DATASET RECORDS:

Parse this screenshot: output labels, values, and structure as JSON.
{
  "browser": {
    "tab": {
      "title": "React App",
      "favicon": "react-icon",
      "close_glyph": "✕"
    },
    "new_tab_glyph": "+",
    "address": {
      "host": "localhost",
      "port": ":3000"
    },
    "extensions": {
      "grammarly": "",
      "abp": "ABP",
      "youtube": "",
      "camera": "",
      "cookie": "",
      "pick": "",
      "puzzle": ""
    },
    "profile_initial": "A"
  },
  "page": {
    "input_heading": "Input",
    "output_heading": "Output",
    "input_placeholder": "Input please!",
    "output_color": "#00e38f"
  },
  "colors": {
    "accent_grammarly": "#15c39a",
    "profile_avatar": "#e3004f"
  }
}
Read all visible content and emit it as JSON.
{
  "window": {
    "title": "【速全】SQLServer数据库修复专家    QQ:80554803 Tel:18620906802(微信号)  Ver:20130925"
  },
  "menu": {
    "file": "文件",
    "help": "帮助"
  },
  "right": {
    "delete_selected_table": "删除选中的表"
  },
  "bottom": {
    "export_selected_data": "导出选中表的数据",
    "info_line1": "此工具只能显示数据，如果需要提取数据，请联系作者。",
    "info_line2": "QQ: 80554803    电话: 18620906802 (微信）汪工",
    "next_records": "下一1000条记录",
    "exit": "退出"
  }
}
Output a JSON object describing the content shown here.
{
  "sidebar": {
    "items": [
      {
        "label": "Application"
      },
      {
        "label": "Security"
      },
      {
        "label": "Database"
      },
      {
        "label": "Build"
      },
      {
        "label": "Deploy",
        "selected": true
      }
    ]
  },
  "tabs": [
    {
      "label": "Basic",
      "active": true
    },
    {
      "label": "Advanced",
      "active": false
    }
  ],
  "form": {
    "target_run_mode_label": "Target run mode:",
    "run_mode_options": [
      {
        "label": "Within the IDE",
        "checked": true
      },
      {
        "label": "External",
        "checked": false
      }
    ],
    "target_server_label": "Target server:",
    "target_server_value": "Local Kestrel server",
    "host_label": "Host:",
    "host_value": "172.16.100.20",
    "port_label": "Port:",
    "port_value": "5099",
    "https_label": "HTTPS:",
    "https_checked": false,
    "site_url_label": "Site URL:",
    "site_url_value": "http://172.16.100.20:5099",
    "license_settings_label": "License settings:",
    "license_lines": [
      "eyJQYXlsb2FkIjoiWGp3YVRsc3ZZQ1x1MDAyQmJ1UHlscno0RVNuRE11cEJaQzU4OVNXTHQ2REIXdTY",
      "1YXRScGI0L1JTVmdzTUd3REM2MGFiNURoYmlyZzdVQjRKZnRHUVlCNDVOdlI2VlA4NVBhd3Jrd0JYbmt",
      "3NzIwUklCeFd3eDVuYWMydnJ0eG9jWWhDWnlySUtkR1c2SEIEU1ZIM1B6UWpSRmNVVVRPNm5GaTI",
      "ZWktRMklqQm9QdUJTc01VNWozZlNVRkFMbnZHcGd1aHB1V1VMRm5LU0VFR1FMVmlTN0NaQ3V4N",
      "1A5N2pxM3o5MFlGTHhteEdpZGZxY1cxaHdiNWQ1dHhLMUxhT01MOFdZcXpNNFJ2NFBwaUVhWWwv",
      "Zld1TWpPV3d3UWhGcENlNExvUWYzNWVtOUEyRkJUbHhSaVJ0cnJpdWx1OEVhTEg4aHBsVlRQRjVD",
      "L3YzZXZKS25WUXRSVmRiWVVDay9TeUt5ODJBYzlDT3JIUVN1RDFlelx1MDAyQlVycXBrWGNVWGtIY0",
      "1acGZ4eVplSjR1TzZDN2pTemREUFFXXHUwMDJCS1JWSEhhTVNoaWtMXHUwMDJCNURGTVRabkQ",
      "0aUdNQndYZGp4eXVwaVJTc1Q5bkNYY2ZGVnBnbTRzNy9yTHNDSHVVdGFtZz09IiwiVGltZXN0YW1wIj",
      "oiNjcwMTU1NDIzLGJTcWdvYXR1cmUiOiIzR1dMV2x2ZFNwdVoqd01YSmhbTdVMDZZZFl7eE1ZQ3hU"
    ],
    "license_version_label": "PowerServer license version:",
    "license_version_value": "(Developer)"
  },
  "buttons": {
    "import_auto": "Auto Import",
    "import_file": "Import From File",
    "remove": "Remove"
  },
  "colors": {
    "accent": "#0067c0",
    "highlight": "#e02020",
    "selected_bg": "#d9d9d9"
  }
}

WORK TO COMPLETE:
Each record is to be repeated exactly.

REPLY TO THE EXERCISE:
Parse this screenshot: output labels, values, and structure as JSON.
{
  "browser": {
    "tab": {
      "title": "React App",
      "favicon": "react-icon",
      "close_glyph": "✕"
    },
    "new_tab_glyph": "+",
    "address": {
      "host": "localhost",
      "port": ":3000"
    },
    "extensions": {
      "grammarly": "",
      "abp": "ABP",
      "youtube": "",
      "camera": "",
      "cookie": "",
      "pick": "",
      "puzzle": ""
    },
    "profile_initial": "A"
  },
  "page": {
    "input_heading": "Input",
    "output_heading": "Output",
    "input_placeholder": "Input please!",
    "output_color": "#00e38f"
  },
  "colors": {
    "accent_grammarly": "#15c39a",
    "profile_avatar": "#e3004f"
  }
}
Read all visible content and emit it as JSON.
{
  "window": {
    "title": "【速全】SQLServer数据库修复专家    QQ:80554803 Tel:18620906802(微信号)  Ver:20130925"
  },
  "menu": {
    "file": "文件",
    "help": "帮助"
  },
  "right": {
    "delete_selected_table": "删除选中的表"
  },
  "bottom": {
    "export_selected_data": "导出选中表的数据",
    "info_line1": "此工具只能显示数据，如果需要提取数据，请联系作者。",
    "info_line2": "QQ: 80554803    电话: 18620906802 (微信）汪工",
    "next_records": "下一1000条记录",
    "exit": "退出"
  }
}
Output a JSON object describing the content shown here.
{
  "sidebar": {
    "items": [
      {
        "label": "Application"
      },
      {
        "label": "Security"
      },
      {
        "label": "Database"
      },
      {
        "label": "Build"
      },
      {
        "label": "Deploy",
        "selected": true
      }
    ]
  },
  "tabs": [
    {
      "label": "Basic",
      "active": true
    },
    {
      "label": "Advanced",
      "active": false
    }
  ],
  "form": {
    "target_run_mode_label": "Target run mode:",
    "run_mode_options": [
      {
        "label": "Within the IDE",
        "checked": true
      },
      {
        "label": "External",
        "checked": false
      }
    ],
    "target_server_label": "Target server:",
    "target_server_value": "Local Kestrel server",
    "host_label": "Host:",
    "host_value": "172.16.100.20",
    "port_label": "Port:",
    "port_value": "5099",
    "https_label": "HTTPS:",
    "https_checked": false,
    "site_url_label": "Site URL:",
    "site_url_value": "http://172.16.100.20:5099",
    "license_settings_label": "License settings:",
    "license_lines": [
      "eyJQYXlsb2FkIjoiWGp3YVRsc3ZZQ1x1MDAyQmJ1UHlscno0RVNuRE11cEJaQzU4OVNXTHQ2REIXdTY",
      "1YXRScGI0L1JTVmdzTUd3REM2MGFiNURoYmlyZzdVQjRKZnRHUVlCNDVOdlI2VlA4NVBhd3Jrd0JYbmt",
      "3NzIwUklCeFd3eDVuYWMydnJ0eG9jWWhDWnlySUtkR1c2SEIEU1ZIM1B6UWpSRmNVVVRPNm5GaTI",
      "ZWktRMklqQm9QdUJTc01VNWozZlNVRkFMbnZHcGd1aHB1V1VMRm5LU0VFR1FMVmlTN0NaQ3V4N",
      "1A5N2pxM3o5MFlGTHhteEdpZGZxY1cxaHdiNWQ1dHhLMUxhT01MOFdZcXpNNFJ2NFBwaUVhWWwv",
      "Zld1TWpPV3d3UWhGcENlNExvUWYzNWVtOUEyRkJUbHhSaVJ0cnJpdWx1OEVhTEg4aHBsVlRQRjVD",
      "L3YzZXZKS25WUXRSVmRiWVVDay9TeUt5ODJBYzlDT3JIUVN1RDFlelx1MDAyQlVycXBrWGNVWGtIY0",
      "1acGZ4eVplSjR1TzZDN2pTemREUFFXXHUwMDJCS1JWSEhhTVNoaWtMXHUwMDJCNURGTVRabkQ",
      "0aUdNQndYZGp4eXVwaVJTc1Q5bkNYY2ZGVnBnbTRzNy9yTHNDSHVVdGFtZz09IiwiVGltZXN0YW1wIj",
      "oiNjcwMTU1NDIzLGJTcWdvYXR1cmUiOiIzR1dMV2x2ZFNwdVoqd01YSmhbTdVMDZZZFl7eE1ZQ3hU"
    ],
    "license_version_label": "PowerServer license version:",
    "license_version_value": "(Developer)"
  },
  "buttons": {
    "import_auto": "Auto Import",
    "import_file": "Import From File",
    "remove": "Remove"
  },
  "colors": {
    "accent": "#0067c0",
    "highlight": "#e02020",
    "selected_bg": "#d9d9d9"
  }
}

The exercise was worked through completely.